The last time I saw Leda, she was perched on top of her trunk, waiting for the 11:15 train to Troy. She wore a white, organdy dress with a full skirt that fluttered a little in the wind. I thought she might at least stand on the platform next to her luggage, like any normal person would do, but then, Leda never could keep her feet on the ground. She was that kind.

She was only my kid sister, but after she left, life lost all its good colors. Oh, I kept going. I had plenty to do until the end of the tourist season. Even after the busses stopped for the winter, I still had next year's merchandise to order and the holidays ahead of me. But sometime after New Year's, I looked up to find all the greens turned to celery, all the reds to mauve, and everything else to just plain white. Then it was a lot harder to get out of bed in the mornings.

"I'm restless," she'd said. "I've been here too long." And, "Everyone knows. I can see it in their eyes." She could have come up with a better excuse -- something original for once -- or told the truth. Because I knew the truth, and that's what kept me from going after her in the first place. Women like her can't put down roots, even with family; it's not in them to stay still. Especially not for Leda; not after what happened.

I thought back to the day I had met her at the train station when she got into town.

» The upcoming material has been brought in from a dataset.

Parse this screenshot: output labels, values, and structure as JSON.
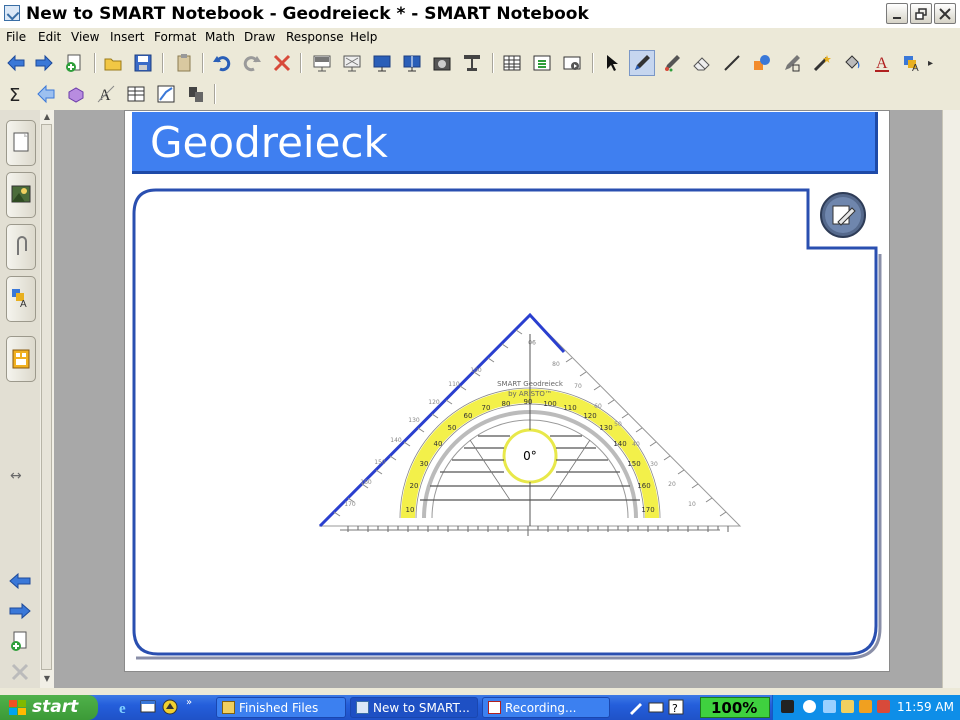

She'd thrown her arms around me like we were still fifteen, sleeping in the same bed and playing guessing games in the dark, even though we hadn't spoken in years. She had the kind of charm that endeared her to everyone she met, and even though I knew what she was doing, it still worked. Plus, she was the most beautiful creature imaginable, and I'm not speaking out of jealousy. Not even a little. I took her to my house and put her up in the second bedroom.

The first few months, she helped me in the store. The customers all raved about her, and I saw business pick up a little, too. But too soon, the pains came, as I knew they would. Her legs ached from standing all day long. Her feet got swollen and tender. She began to battle a strange lethargy I'd seen before but never could explain. And I thought maybe it was time for her to go.

"I'm not leaving, Althaea," she'd said. "Not this time. I can stand it."

"Good," I'd said. "I've finally got you with me. I'm not letting you go."
But in the end, how could I hold her down? She wasn't mine anymore; she never had been. The bonds of sisterhood only stretch so far, and Leda had known divinity.

When she started to show, she packed her trunk and begged me to buy her a ticket.

"Where?" I'd asked.

"Anywhere but here."

I had a friend in Michigan, a midwife who could take her in and help her when her time came, so I called to ask her a favor, and she said to send Leda on up.

"What's in Troy?" she'd said, a frown etched into her forehead.

"You will be, soon. Besides, what does it matter? It's not here."

It didn't take much convincing. A few days later, she'd climbed onto the train and waved at me through the window until the sun's rays struck the glass and whited out her face.

She wrote me from Troy, after the babies were born. She barely mentioned the boy, but the girl...

'She's the most beautiful girl in the world -- more lovely, even, than me. I've named her Helen.' And that was the last I ever heard from my baby sister.